Water Reclamation Facility
The Water Reclamation Facility (WRF) is designed to treat up to 3.6 million gallons of wastewater a day. The facility is designed to remove the following from its discharge:
Critical equipment is monitored 24 hours a day with a computerized data acquisition system. The facility is also equipped with 3 standby generators.
Every house, apartment, business, factory, and commercial business in the Town produces wastewater from:
- Industrial processes
- Laundry equipment
- Other processes
This wastewater flows through a series of pipes and pump stations which delivers the wastewater to the plant’s headworks or the intake point.
At the headworks, preliminary treatment takes place as wastewater is passed through bar screens to remove paper, sticks and other debris for safe operation of the machinery in the plant. The next area is the grit removal units. These units remove sand, grit and rocks.
Secondary Treatment (Oxidation Ditches)
After the preliminary treatment is accomplished, the wastewater is pumped to the secondary treatment process, where three Oxidation ditches provide the necessary detention time to grow microorganisms. The primary functions of the bugs are the removal of organic material and ammonia. The bugs convert organic matter into other compounds, such as carbon dioxide and water. The secondary role of the bugs is to assist in flocculation and settlement of the solids in the system. The bugs require a specific type of environment to survive and carry out the process. In order to maintain this environment, many things must be monitored: pH, temperature, dissolved oxygen, and available food or organic matter.
These organisms also reduce the available nitrogen and phosphorous, thereby protecting the stream from excessive nutrient loading. Mixers are provided in these tanks as an air supply and for keeping the organisms and solids in suspension. The mixture of solids and organisms are referred to as activated sludge.
Secondary Treatment - Continued (Clarifiers)
After leaving the oxidation ditches, the water continues to the second stage of secondary treatment; clarifying stage. The four circular concrete tanks provide the detention time necessary for solids to settle from the water. This allows the solids to be easily removed and recycled or wasted. In order to maintain a good concentration of bugs, much of the sludge removed from the secondary clarifiers is recycled back to the aeration Ditches. This sludge is referred to as return activated sludge (RAS). There are also times some sludge must be wasted. This sludge is called waste activated sludge (WAS). Some wasting is required in order to maintain a healthy concentration of bugs. The clarified water continues to the next process for additional treatment.
Tertiary Treatment (Disc Filters)

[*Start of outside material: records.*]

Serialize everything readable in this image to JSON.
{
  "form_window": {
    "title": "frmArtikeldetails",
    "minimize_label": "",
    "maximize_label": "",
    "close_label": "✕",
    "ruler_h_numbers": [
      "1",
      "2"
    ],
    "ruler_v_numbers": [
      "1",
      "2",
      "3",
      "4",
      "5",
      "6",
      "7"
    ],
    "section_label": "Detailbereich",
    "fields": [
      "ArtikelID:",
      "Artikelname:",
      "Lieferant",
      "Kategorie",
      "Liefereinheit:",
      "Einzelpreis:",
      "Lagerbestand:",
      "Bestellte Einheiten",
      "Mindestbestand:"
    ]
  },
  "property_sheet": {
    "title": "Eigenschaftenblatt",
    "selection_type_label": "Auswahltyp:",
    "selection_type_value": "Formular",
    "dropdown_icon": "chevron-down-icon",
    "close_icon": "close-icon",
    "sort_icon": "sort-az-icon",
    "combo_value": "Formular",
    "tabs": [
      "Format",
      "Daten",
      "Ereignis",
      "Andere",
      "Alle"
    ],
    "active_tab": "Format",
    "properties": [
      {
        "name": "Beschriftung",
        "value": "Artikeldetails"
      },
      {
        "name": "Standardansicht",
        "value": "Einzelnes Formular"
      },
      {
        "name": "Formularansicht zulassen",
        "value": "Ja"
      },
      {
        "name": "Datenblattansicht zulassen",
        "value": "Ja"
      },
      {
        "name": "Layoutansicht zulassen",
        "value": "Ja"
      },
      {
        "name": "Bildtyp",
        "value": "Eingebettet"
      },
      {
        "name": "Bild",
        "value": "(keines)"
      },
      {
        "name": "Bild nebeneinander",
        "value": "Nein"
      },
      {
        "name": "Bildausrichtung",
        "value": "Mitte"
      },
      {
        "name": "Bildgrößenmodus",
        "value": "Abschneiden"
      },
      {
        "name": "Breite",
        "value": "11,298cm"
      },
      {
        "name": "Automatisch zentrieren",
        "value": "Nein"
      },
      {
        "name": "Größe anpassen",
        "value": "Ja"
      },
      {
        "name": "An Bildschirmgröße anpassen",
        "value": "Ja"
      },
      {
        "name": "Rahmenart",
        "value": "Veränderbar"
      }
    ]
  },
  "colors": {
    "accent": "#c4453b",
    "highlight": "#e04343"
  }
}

Effluent polishing occurs during this process. Tertiary treatment adds a more advanced level of treatment. Tertiary treatment can achieve levels of water purification that make the water safe for reuse in water-intensive processes. Gravity pushes wastewater from the drum into the filters in an inside-out flow pattern. Then, media mounted on each side of the discs separate solid particles from the liquid. Clean water flows into a collection tank, and backwash water cleans the media once they become saturated with particles. The inlet water level is measured and controlled automatically to initiate backwash cycles. These solids collected during the backwash are returned to the secondary process. The filtered water then continues on to the final phase of treatment; UV disinfection.
Ultraviolet high intensity lamps are used for disinfection. Disease carrying organisms are eliminated during this process. The UV light disinfects by penetrating microorganisms and destroying their DNA. DNA plays an important role in organisms’ functions and reproduction, hence destroying the DNA prevents the organism from being active and multiplying. This level of treatment makes the water once again safe and ready for future use. An additional benefit of ultraviolet disinfection is that no dangerous chemicals, such as chlorine, are needed. This protects the aquatic life in the receiving stream.
Dissolved oxygen is needed in the receiving stream for the aquatic life to flourish. At this stage, it is added by simply allowing the reclaimed water to cascade down concrete steps into the stream. After nearly 30 hours of intensive treatment, the water can be safely returned to the environment.
If you’d like to tour our facility, please call (919) 387-3078 to set up a time.